* _WORK REQUEST_
Check each line of the listing for the string "Client", count the lines that have it, and answer with that number only.

* _DATA SHOWN_
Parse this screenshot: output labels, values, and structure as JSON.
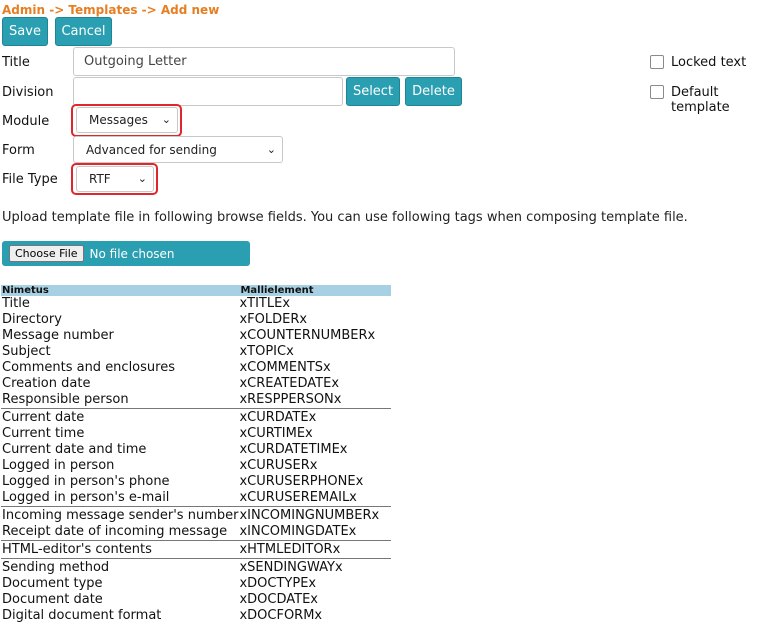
{
  "breadcrumb": "Admin -> Templates -> Add new",
  "toolbar": {
    "save_label": "Save",
    "cancel_label": "Cancel"
  },
  "form": {
    "title_label": "Title",
    "title_value": "Outgoing Letter",
    "division_label": "Division",
    "division_value": "",
    "select_label": "Select",
    "delete_label": "Delete",
    "module_label": "Module",
    "module_value": "Messages",
    "form_label": "Form",
    "form_value": "Advanced for sending",
    "filetype_label": "File Type",
    "filetype_value": "RTF",
    "locked_text_label": "Locked text",
    "default_template_label": "Default template",
    "locked_text_checked": false,
    "default_template_checked": false
  },
  "highlight_color": "#e0262c",
  "accent_color": "#2a9fb1",
  "upload": {
    "info": "Upload template file in following browse fields. You can use following tags when composing template file.",
    "choose_label": "Choose File",
    "no_file_text": "No file chosen"
  },
  "tags_table": {
    "headers": [
      "Nimetus",
      "Mallielement"
    ],
    "groups": [
      [
        [
          "Title",
          "xTITLEx"
        ],
        [
          "Directory",
          "xFOLDERx"
        ],
        [
          "Message number",
          "xCOUNTERNUMBERx"
        ],
        [
          "Subject",
          "xTOPICx"
        ],
        [
          "Comments and enclosures",
          "xCOMMENTSx"
        ],
        [
          "Creation date",
          "xCREATEDATEx"
        ],
        [
          "Responsible person",
          "xRESPPERSONx"
        ]
      ],
      [
        [
          "Current date",
          "xCURDATEx"
        ],
        [
          "Current time",
          "xCURTIMEx"
        ],
        [
          "Current date and time",
          "xCURDATETIMEx"
        ],
        [
          "Logged in person",
          "xCURUSERx"
        ],
        [
          "Logged in person's phone",
          "xCURUSERPHONEx"
        ],
        [
          "Logged in person's e-mail",
          "xCURUSEREMAILx"
        ]
      ],
      [
        [
          "Incoming message sender's number",
          "xINCOMINGNUMBERx"
        ],
        [
          "Receipt date of incoming message",
          "xINCOMINGDATEx"
        ]
      ],
      [
        [
          "HTML-editor's contents",
          "xHTMLEDITORx"
        ]
      ],
      [
        [
          "Sending method",
          "xSENDINGWAYx"
        ],
        [
          "Document type",
          "xDOCTYPEx"
        ],
        [
          "Document date",
          "xDOCDATEx"
        ],
        [
          "Digital document format",
          "xDOCFORMx"
        ]
      ]
    ]
  }
}
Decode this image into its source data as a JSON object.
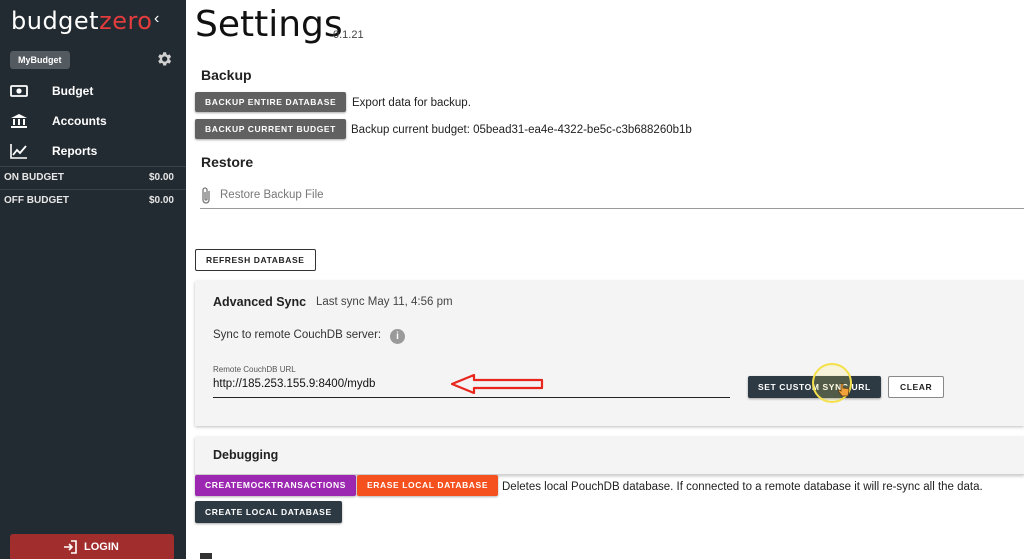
{
  "sidebar": {
    "logo_part1": "budget",
    "logo_part2": "zero",
    "collapse_icon": "chevron-left-icon",
    "budget_chip": "MyBudget",
    "settings_icon": "gear-icon",
    "nav": [
      {
        "label": "Budget",
        "icon": "money-icon"
      },
      {
        "label": "Accounts",
        "icon": "bank-icon"
      },
      {
        "label": "Reports",
        "icon": "chart-line-icon"
      }
    ],
    "accounts": [
      {
        "name": "ON BUDGET",
        "value": "$0.00"
      },
      {
        "name": "OFF BUDGET",
        "value": "$0.00"
      }
    ],
    "login_label": "LOGIN",
    "login_icon": "login-icon"
  },
  "main": {
    "title": "Settings",
    "version": "0.1.21",
    "backup": {
      "heading": "Backup",
      "entire_db_button": "BACKUP ENTIRE DATABASE",
      "entire_db_desc": "Export data for backup.",
      "current_budget_button": "BACKUP CURRENT BUDGET",
      "current_budget_desc": "Backup current budget: 05bead31-ea4e-4322-be5c-c3b688260b1b"
    },
    "restore": {
      "heading": "Restore",
      "placeholder": "Restore Backup File"
    },
    "refresh_button": "REFRESH DATABASE",
    "sync": {
      "heading": "Advanced Sync",
      "last_sync": "Last sync May 11, 4:56 pm",
      "remote_label": "Sync to remote CouchDB server:",
      "url_label": "Remote CouchDB URL",
      "url_value": "http://185.253.155.9:8400/mydb",
      "set_button": "SET CUSTOM SYNC URL",
      "clear_button": "CLEAR"
    },
    "debugging": {
      "heading": "Debugging",
      "mock_button": "CREATEMOCKTRANSACTIONS",
      "erase_button": "ERASE LOCAL DATABASE",
      "erase_desc": "Deletes local PouchDB database. If connected to a remote database it will re-sync all the data.",
      "create_button": "CREATE LOCAL DATABASE"
    }
  },
  "colors": {
    "sidebar_bg": "#232b32",
    "logo_accent": "#e23c3c",
    "login_bg": "#a12d2c",
    "purple": "#9c27b0",
    "orange": "#f4511e",
    "navy": "#2d3a43",
    "annotation_arrow": "#e8261e"
  }
}
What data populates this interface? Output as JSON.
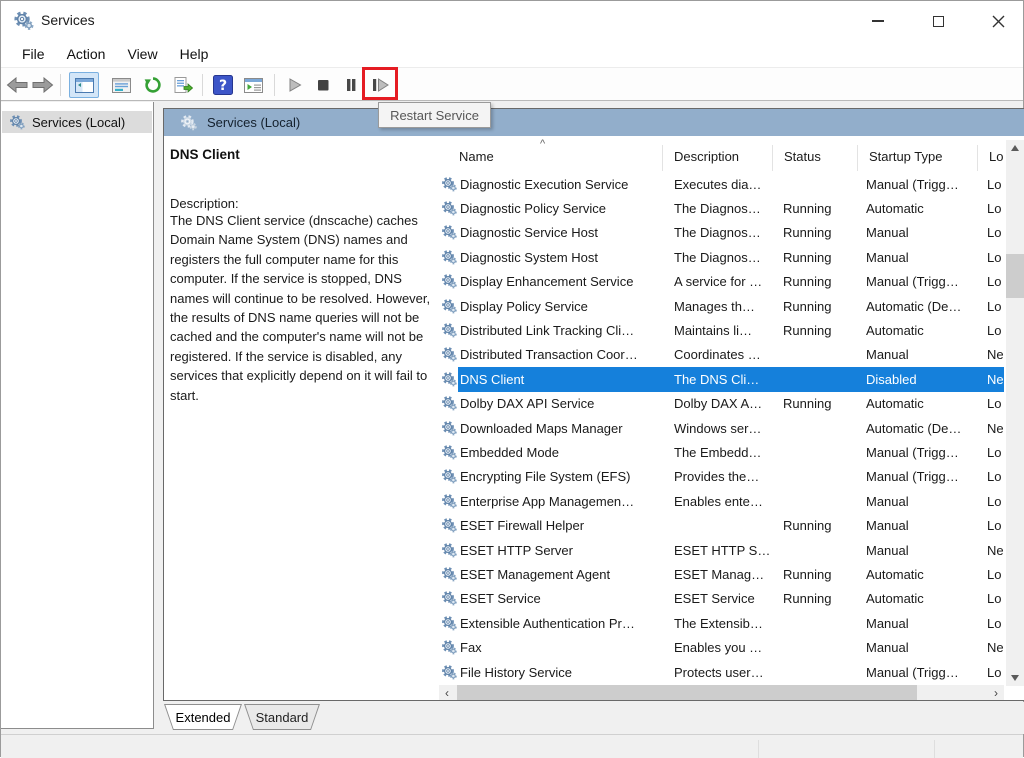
{
  "window": {
    "title": "Services"
  },
  "menu_bar": {
    "items": [
      "File",
      "Action",
      "View",
      "Help"
    ]
  },
  "toolbar": {
    "tooltip": "Restart Service"
  },
  "tree": {
    "root_label": "Services (Local)"
  },
  "band": {
    "title": "Services (Local)"
  },
  "description_pane": {
    "service_name": "DNS Client",
    "label": "Description:",
    "text": "The DNS Client service (dnscache) caches Domain Name System (DNS) names and registers the full computer name for this computer. If the service is stopped, DNS names will continue to be resolved. However, the results of DNS name queries will not be cached and the computer's name will not be registered. If the service is disabled, any services that explicitly depend on it will fail to start."
  },
  "services_table": {
    "columns": [
      "Name",
      "Description",
      "Status",
      "Startup Type",
      "Lo"
    ],
    "rows": [
      {
        "name": "Diagnostic Execution Service",
        "description": "Executes dia…",
        "status": "",
        "startup": "Manual (Trigg…",
        "logon": "Lo",
        "selected": false
      },
      {
        "name": "Diagnostic Policy Service",
        "description": "The Diagnos…",
        "status": "Running",
        "startup": "Automatic",
        "logon": "Lo",
        "selected": false
      },
      {
        "name": "Diagnostic Service Host",
        "description": "The Diagnos…",
        "status": "Running",
        "startup": "Manual",
        "logon": "Lo",
        "selected": false
      },
      {
        "name": "Diagnostic System Host",
        "description": "The Diagnos…",
        "status": "Running",
        "startup": "Manual",
        "logon": "Lo",
        "selected": false
      },
      {
        "name": "Display Enhancement Service",
        "description": "A service for …",
        "status": "Running",
        "startup": "Manual (Trigg…",
        "logon": "Lo",
        "selected": false
      },
      {
        "name": "Display Policy Service",
        "description": "Manages th…",
        "status": "Running",
        "startup": "Automatic (De…",
        "logon": "Lo",
        "selected": false
      },
      {
        "name": "Distributed Link Tracking Cli…",
        "description": "Maintains li…",
        "status": "Running",
        "startup": "Automatic",
        "logon": "Lo",
        "selected": false
      },
      {
        "name": "Distributed Transaction Coor…",
        "description": "Coordinates …",
        "status": "",
        "startup": "Manual",
        "logon": "Ne",
        "selected": false
      },
      {
        "name": "DNS Client",
        "description": "The DNS Cli…",
        "status": "",
        "startup": "Disabled",
        "logon": "Ne",
        "selected": true
      },
      {
        "name": "Dolby DAX API Service",
        "description": "Dolby DAX A…",
        "status": "Running",
        "startup": "Automatic",
        "logon": "Lo",
        "selected": false
      },
      {
        "name": "Downloaded Maps Manager",
        "description": "Windows ser…",
        "status": "",
        "startup": "Automatic (De…",
        "logon": "Ne",
        "selected": false
      },
      {
        "name": "Embedded Mode",
        "description": "The Embedd…",
        "status": "",
        "startup": "Manual (Trigg…",
        "logon": "Lo",
        "selected": false
      },
      {
        "name": "Encrypting File System (EFS)",
        "description": "Provides the…",
        "status": "",
        "startup": "Manual (Trigg…",
        "logon": "Lo",
        "selected": false
      },
      {
        "name": "Enterprise App Managemen…",
        "description": "Enables ente…",
        "status": "",
        "startup": "Manual",
        "logon": "Lo",
        "selected": false
      },
      {
        "name": "ESET Firewall Helper",
        "description": "",
        "status": "Running",
        "startup": "Manual",
        "logon": "Lo",
        "selected": false
      },
      {
        "name": "ESET HTTP Server",
        "description": "ESET HTTP S…",
        "status": "",
        "startup": "Manual",
        "logon": "Ne",
        "selected": false
      },
      {
        "name": "ESET Management Agent",
        "description": "ESET Manag…",
        "status": "Running",
        "startup": "Automatic",
        "logon": "Lo",
        "selected": false
      },
      {
        "name": "ESET Service",
        "description": "ESET Service",
        "status": "Running",
        "startup": "Automatic",
        "logon": "Lo",
        "selected": false
      },
      {
        "name": "Extensible Authentication Pr…",
        "description": "The Extensib…",
        "status": "",
        "startup": "Manual",
        "logon": "Lo",
        "selected": false
      },
      {
        "name": "Fax",
        "description": "Enables you …",
        "status": "",
        "startup": "Manual",
        "logon": "Ne",
        "selected": false
      },
      {
        "name": "File History Service",
        "description": "Protects user…",
        "status": "",
        "startup": "Manual (Trigg…",
        "logon": "Lo",
        "selected": false
      }
    ]
  },
  "tabs": {
    "items": [
      "Extended",
      "Standard"
    ],
    "active": "Extended"
  },
  "colors": {
    "selection_blue": "#1580db",
    "header_band_blue": "#92aecb",
    "highlight_red": "#e51c23",
    "tree_selected_gray": "#dcdcdc"
  }
}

* _WRITTEN ANSWER_
3